Supplied data:
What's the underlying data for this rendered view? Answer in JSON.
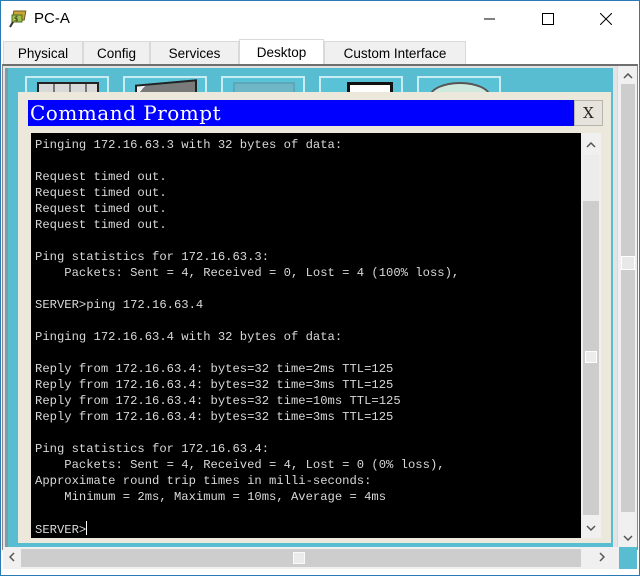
{
  "window": {
    "title": "PC-A",
    "icon": "packet-tracer-pc-icon",
    "controls": {
      "minimize": "minimize-icon",
      "maximize": "maximize-icon",
      "close": "close-icon"
    }
  },
  "tabs": [
    {
      "label": "Physical",
      "active": false
    },
    {
      "label": "Config",
      "active": false
    },
    {
      "label": "Services",
      "active": false
    },
    {
      "label": "Desktop",
      "active": true
    },
    {
      "label": "Custom Interface",
      "active": false
    }
  ],
  "desktop_icons": [
    {
      "icon": "ip-configuration-icon"
    },
    {
      "icon": "dial-up-icon"
    },
    {
      "icon": "terminal-icon"
    },
    {
      "icon": "command-prompt-icon"
    },
    {
      "icon": "web-browser-icon"
    }
  ],
  "command_prompt": {
    "title": "Command Prompt",
    "close_label": "X",
    "prompt": "SERVER>",
    "lines": [
      "Pinging 172.16.63.3 with 32 bytes of data:",
      "",
      "Request timed out.",
      "Request timed out.",
      "Request timed out.",
      "Request timed out.",
      "",
      "Ping statistics for 172.16.63.3:",
      "    Packets: Sent = 4, Received = 0, Lost = 4 (100% loss),",
      "",
      "SERVER>ping 172.16.63.4",
      "",
      "Pinging 172.16.63.4 with 32 bytes of data:",
      "",
      "Reply from 172.16.63.4: bytes=32 time=2ms TTL=125",
      "Reply from 172.16.63.4: bytes=32 time=3ms TTL=125",
      "Reply from 172.16.63.4: bytes=32 time=10ms TTL=125",
      "Reply from 172.16.63.4: bytes=32 time=3ms TTL=125",
      "",
      "Ping statistics for 172.16.63.4:",
      "    Packets: Sent = 4, Received = 4, Lost = 0 (0% loss),",
      "Approximate round trip times in milli-seconds:",
      "    Minimum = 2ms, Maximum = 10ms, Average = 4ms",
      ""
    ]
  },
  "colors": {
    "cmd_title_bg": "#0000ff",
    "terminal_bg": "#000000",
    "terminal_fg": "#d8d8d8",
    "desktop_bg": "#58bdd1"
  }
}
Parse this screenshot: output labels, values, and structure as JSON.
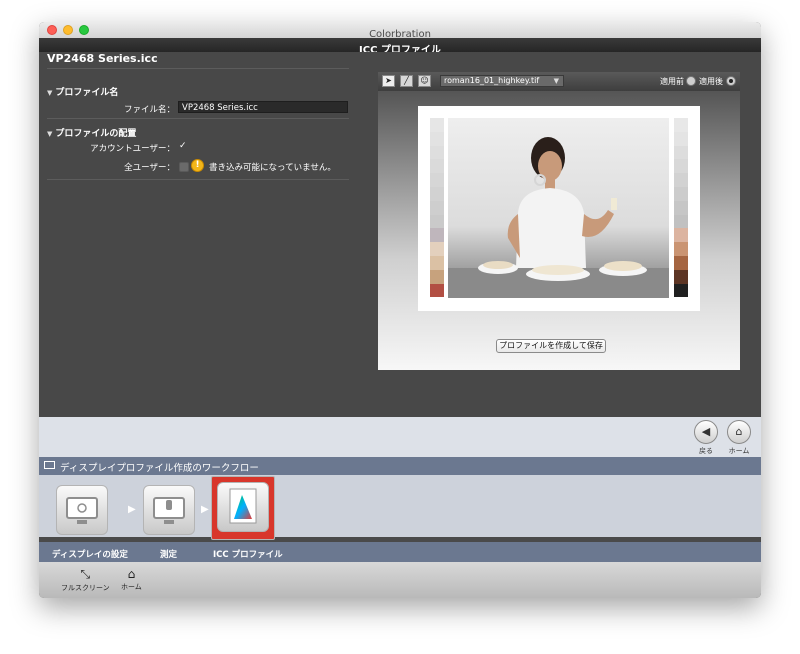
{
  "window": {
    "title": "Colorbration",
    "header": "ICC プロファイル"
  },
  "profile": {
    "heading": "VP2468 Series.icc",
    "section_name": "プロファイル名",
    "filename_label": "ファイル名：",
    "filename_value": "VP2468 Series.icc",
    "section_placement": "プロファイルの配置",
    "account_user_label": "アカウントユーザー：",
    "account_user_checked": "✓",
    "all_users_label": "全ユーザー：",
    "all_users_warning": "書き込み可能になっていません。"
  },
  "preview": {
    "image_select": "roman16_01_highkey.tif",
    "before_label": "適用前",
    "after_label": "適用後",
    "save_button": "プロファイルを作成して保存",
    "swatch_left": [
      "#e6e6e6",
      "#e2e2e2",
      "#dedede",
      "#dadada",
      "#d6d6d6",
      "#d2d2d2",
      "#cecece",
      "#cacaca",
      "#bfb6bc",
      "#e3d0bd",
      "#dbc1a4",
      "#c7a27d",
      "#b24f43"
    ],
    "swatch_right": [
      "#e8e8e8",
      "#e4e4e4",
      "#dddddd",
      "#d8d8d8",
      "#d2d2d2",
      "#cccccc",
      "#c6c6c6",
      "#c1c1c1",
      "#dcb4a0",
      "#ca9472",
      "#a56541",
      "#5d3524",
      "#202020"
    ]
  },
  "nav": {
    "back_label": "戻る",
    "home_label": "ホーム"
  },
  "workflow": {
    "title": "ディスプレイプロファイル作成のワークフロー",
    "steps": [
      {
        "label": "ディスプレイの設定"
      },
      {
        "label": "測定"
      },
      {
        "label": "ICC プロファイル"
      }
    ]
  },
  "bottombar": {
    "fullscreen_label": "フルスクリーン",
    "home_label": "ホーム"
  },
  "colors": {
    "accent_active_step": "#d8362b",
    "workflow_bar": "#6b7890",
    "warning": "#f3b619"
  }
}
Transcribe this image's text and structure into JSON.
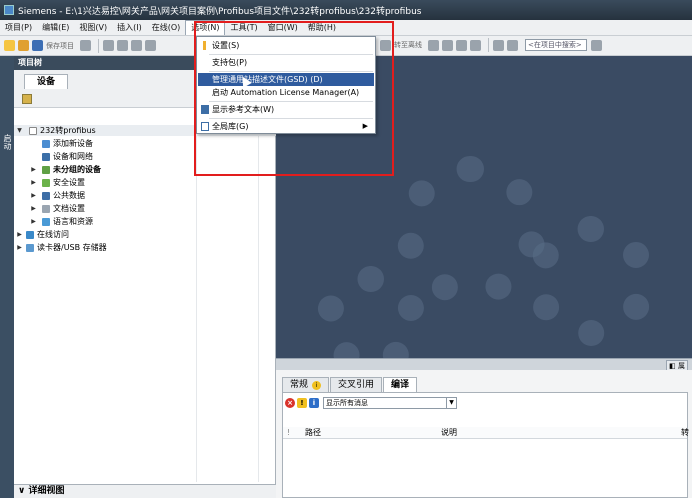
{
  "window": {
    "title": "Siemens  -  E:\\1兴达易控\\网关产品\\网关项目案例\\Profibus项目文件\\232转profibus\\232转profibus"
  },
  "menubar": {
    "items": [
      "项目(P)",
      "编辑(E)",
      "视图(V)",
      "插入(I)",
      "在线(O)",
      "选项(N)",
      "工具(T)",
      "窗口(W)",
      "帮助(H)"
    ],
    "active_index": 5
  },
  "toolbar": {
    "save_project_label": "保存项目",
    "go_offline_label": "转至离线",
    "search_placeholder": "<在项目中搜索>"
  },
  "options_menu": {
    "items": [
      {
        "label": "设置(S)",
        "icon": "settings-icon"
      },
      {
        "label": "支持包(P)",
        "icon": ""
      },
      {
        "label": "管理通用站描述文件(GSD) (D)",
        "icon": "",
        "highlighted": true
      },
      {
        "label": "启动 Automation License Manager(A)",
        "icon": ""
      },
      {
        "label": "显示参考文本(W)",
        "icon": "reference-text-icon"
      },
      {
        "label": "全局库(G)",
        "icon": "global-library-icon",
        "submenu": true
      }
    ]
  },
  "side_strip": {
    "label": "启动"
  },
  "project_tree": {
    "header": "项目树",
    "tab": "设备",
    "nodes": [
      {
        "label": "232转profibus",
        "level": 0,
        "expanded": true,
        "icon": "project-icon"
      },
      {
        "label": "添加新设备",
        "level": 1,
        "icon": "add-device-icon"
      },
      {
        "label": "设备和网络",
        "level": 1,
        "icon": "network-icon"
      },
      {
        "label": "未分组的设备",
        "level": 1,
        "collapsed": true,
        "bold": true,
        "icon": "folder-icon"
      },
      {
        "label": "安全设置",
        "level": 1,
        "collapsed": true,
        "icon": "security-icon"
      },
      {
        "label": "公共数据",
        "level": 1,
        "collapsed": true,
        "icon": "common-data-icon"
      },
      {
        "label": "文档设置",
        "level": 1,
        "collapsed": true,
        "icon": "document-icon"
      },
      {
        "label": "语言和资源",
        "level": 1,
        "collapsed": true,
        "icon": "language-icon"
      },
      {
        "label": "在线访问",
        "level": 0,
        "collapsed": true,
        "icon": "online-icon"
      },
      {
        "label": "读卡器/USB 存储器",
        "level": 0,
        "collapsed": true,
        "icon": "card-reader-icon"
      }
    ]
  },
  "detail_view": {
    "label": "详细视图"
  },
  "inspector": {
    "tabs": [
      "常规",
      "交叉引用",
      "编译"
    ],
    "active_tab": 2,
    "filter": "显示所有消息",
    "columns": [
      "路径",
      "说明",
      "转"
    ]
  }
}
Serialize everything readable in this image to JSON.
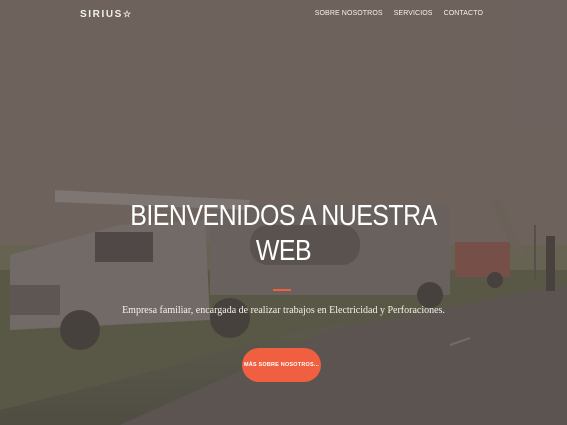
{
  "header": {
    "brand": "SIRIUS",
    "brand_star": "☆",
    "nav": [
      "SOBRE NOSOTROS",
      "SERVICIOS",
      "CONTACTO"
    ]
  },
  "hero": {
    "headline_line1": "BIENVENIDOS A NUESTRA",
    "headline_line2": "WEB",
    "tagline": "Empresa familiar, encargada de realizar trabajos en Electricidad y Perforaciones.",
    "cta_label": "MÁS SOBRE NOSOTROS..."
  },
  "colors": {
    "accent": "#f05f40",
    "text": "#ffffff"
  },
  "icons": {
    "brand_mark": "star-outline-icon"
  }
}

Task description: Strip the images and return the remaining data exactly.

Answer to the problem:
What's the underlying data for this rendered view? Answer in JSON.
{
  "window": {
    "title": "PC-A",
    "icon": "packet-tracer-pc-icon",
    "controls": {
      "minimize": "minimize-icon",
      "maximize": "maximize-icon",
      "close": "close-icon"
    }
  },
  "tabs": [
    {
      "label": "Physical",
      "active": false
    },
    {
      "label": "Config",
      "active": false
    },
    {
      "label": "Services",
      "active": false
    },
    {
      "label": "Desktop",
      "active": true
    },
    {
      "label": "Custom Interface",
      "active": false
    }
  ],
  "desktop_icons": [
    {
      "icon": "ip-configuration-icon"
    },
    {
      "icon": "dial-up-icon"
    },
    {
      "icon": "terminal-icon"
    },
    {
      "icon": "command-prompt-icon"
    },
    {
      "icon": "web-browser-icon"
    }
  ],
  "command_prompt": {
    "title": "Command Prompt",
    "close_label": "X",
    "prompt": "SERVER>",
    "lines": [
      "Pinging 172.16.63.3 with 32 bytes of data:",
      "",
      "Request timed out.",
      "Request timed out.",
      "Request timed out.",
      "Request timed out.",
      "",
      "Ping statistics for 172.16.63.3:",
      "    Packets: Sent = 4, Received = 0, Lost = 4 (100% loss),",
      "",
      "SERVER>ping 172.16.63.4",
      "",
      "Pinging 172.16.63.4 with 32 bytes of data:",
      "",
      "Reply from 172.16.63.4: bytes=32 time=2ms TTL=125",
      "Reply from 172.16.63.4: bytes=32 time=3ms TTL=125",
      "Reply from 172.16.63.4: bytes=32 time=10ms TTL=125",
      "Reply from 172.16.63.4: bytes=32 time=3ms TTL=125",
      "",
      "Ping statistics for 172.16.63.4:",
      "    Packets: Sent = 4, Received = 4, Lost = 0 (0% loss),",
      "Approximate round trip times in milli-seconds:",
      "    Minimum = 2ms, Maximum = 10ms, Average = 4ms",
      ""
    ]
  },
  "colors": {
    "cmd_title_bg": "#0000ff",
    "terminal_bg": "#000000",
    "terminal_fg": "#d8d8d8",
    "desktop_bg": "#58bdd1"
  }
}
Parse this screenshot: output labels, values, and structure as JSON.
{
  "window": {
    "title": "Colorbration",
    "header": "ICC プロファイル"
  },
  "profile": {
    "heading": "VP2468 Series.icc",
    "section_name": "プロファイル名",
    "filename_label": "ファイル名：",
    "filename_value": "VP2468 Series.icc",
    "section_placement": "プロファイルの配置",
    "account_user_label": "アカウントユーザー：",
    "account_user_checked": "✓",
    "all_users_label": "全ユーザー：",
    "all_users_warning": "書き込み可能になっていません。"
  },
  "preview": {
    "image_select": "roman16_01_highkey.tif",
    "before_label": "適用前",
    "after_label": "適用後",
    "save_button": "プロファイルを作成して保存",
    "swatch_left": [
      "#e6e6e6",
      "#e2e2e2",
      "#dedede",
      "#dadada",
      "#d6d6d6",
      "#d2d2d2",
      "#cecece",
      "#cacaca",
      "#bfb6bc",
      "#e3d0bd",
      "#dbc1a4",
      "#c7a27d",
      "#b24f43"
    ],
    "swatch_right": [
      "#e8e8e8",
      "#e4e4e4",
      "#dddddd",
      "#d8d8d8",
      "#d2d2d2",
      "#cccccc",
      "#c6c6c6",
      "#c1c1c1",
      "#dcb4a0",
      "#ca9472",
      "#a56541",
      "#5d3524",
      "#202020"
    ]
  },
  "nav": {
    "back_label": "戻る",
    "home_label": "ホーム"
  },
  "workflow": {
    "title": "ディスプレイプロファイル作成のワークフロー",
    "steps": [
      {
        "label": "ディスプレイの設定"
      },
      {
        "label": "測定"
      },
      {
        "label": "ICC プロファイル"
      }
    ]
  },
  "bottombar": {
    "fullscreen_label": "フルスクリーン",
    "home_label": "ホーム"
  },
  "colors": {
    "accent_active_step": "#d8362b",
    "workflow_bar": "#6b7890",
    "warning": "#f3b619"
  }
}
Transcribe this image's text and structure into JSON.
{
  "window": {
    "title": "Siemens  -  E:\\1兴达易控\\网关产品\\网关项目案例\\Profibus项目文件\\232转profibus\\232转profibus"
  },
  "menubar": {
    "items": [
      "项目(P)",
      "编辑(E)",
      "视图(V)",
      "插入(I)",
      "在线(O)",
      "选项(N)",
      "工具(T)",
      "窗口(W)",
      "帮助(H)"
    ],
    "active_index": 5
  },
  "toolbar": {
    "save_project_label": "保存项目",
    "go_offline_label": "转至离线",
    "search_placeholder": "<在项目中搜索>"
  },
  "options_menu": {
    "items": [
      {
        "label": "设置(S)",
        "icon": "settings-icon"
      },
      {
        "label": "支持包(P)",
        "icon": ""
      },
      {
        "label": "管理通用站描述文件(GSD) (D)",
        "icon": "",
        "highlighted": true
      },
      {
        "label": "启动 Automation License Manager(A)",
        "icon": ""
      },
      {
        "label": "显示参考文本(W)",
        "icon": "reference-text-icon"
      },
      {
        "label": "全局库(G)",
        "icon": "global-library-icon",
        "submenu": true
      }
    ]
  },
  "side_strip": {
    "label": "启动"
  },
  "project_tree": {
    "header": "项目树",
    "tab": "设备",
    "nodes": [
      {
        "label": "232转profibus",
        "level": 0,
        "expanded": true,
        "icon": "project-icon"
      },
      {
        "label": "添加新设备",
        "level": 1,
        "icon": "add-device-icon"
      },
      {
        "label": "设备和网络",
        "level": 1,
        "icon": "network-icon"
      },
      {
        "label": "未分组的设备",
        "level": 1,
        "collapsed": true,
        "bold": true,
        "icon": "folder-icon"
      },
      {
        "label": "安全设置",
        "level": 1,
        "collapsed": true,
        "icon": "security-icon"
      },
      {
        "label": "公共数据",
        "level": 1,
        "collapsed": true,
        "icon": "common-data-icon"
      },
      {
        "label": "文档设置",
        "level": 1,
        "collapsed": true,
        "icon": "document-icon"
      },
      {
        "label": "语言和资源",
        "level": 1,
        "collapsed": true,
        "icon": "language-icon"
      },
      {
        "label": "在线访问",
        "level": 0,
        "collapsed": true,
        "icon": "online-icon"
      },
      {
        "label": "读卡器/USB 存储器",
        "level": 0,
        "collapsed": true,
        "icon": "card-reader-icon"
      }
    ]
  },
  "detail_view": {
    "label": "详细视图"
  },
  "inspector": {
    "tabs": [
      "常规",
      "交叉引用",
      "编译"
    ],
    "active_tab": 2,
    "filter": "显示所有消息",
    "columns": [
      "路径",
      "说明",
      "转"
    ]
  }
}
Serialize everything readable in this image to JSON.
{
  "header": {
    "brand": "SIRIUS",
    "brand_star": "☆",
    "nav": [
      "SOBRE NOSOTROS",
      "SERVICIOS",
      "CONTACTO"
    ]
  },
  "hero": {
    "headline_line1": "BIENVENIDOS A NUESTRA",
    "headline_line2": "WEB",
    "tagline": "Empresa familiar, encargada de realizar trabajos en Electricidad y Perforaciones.",
    "cta_label": "MÁS SOBRE NOSOTROS..."
  },
  "colors": {
    "accent": "#f05f40",
    "text": "#ffffff"
  },
  "icons": {
    "brand_mark": "star-outline-icon"
  }
}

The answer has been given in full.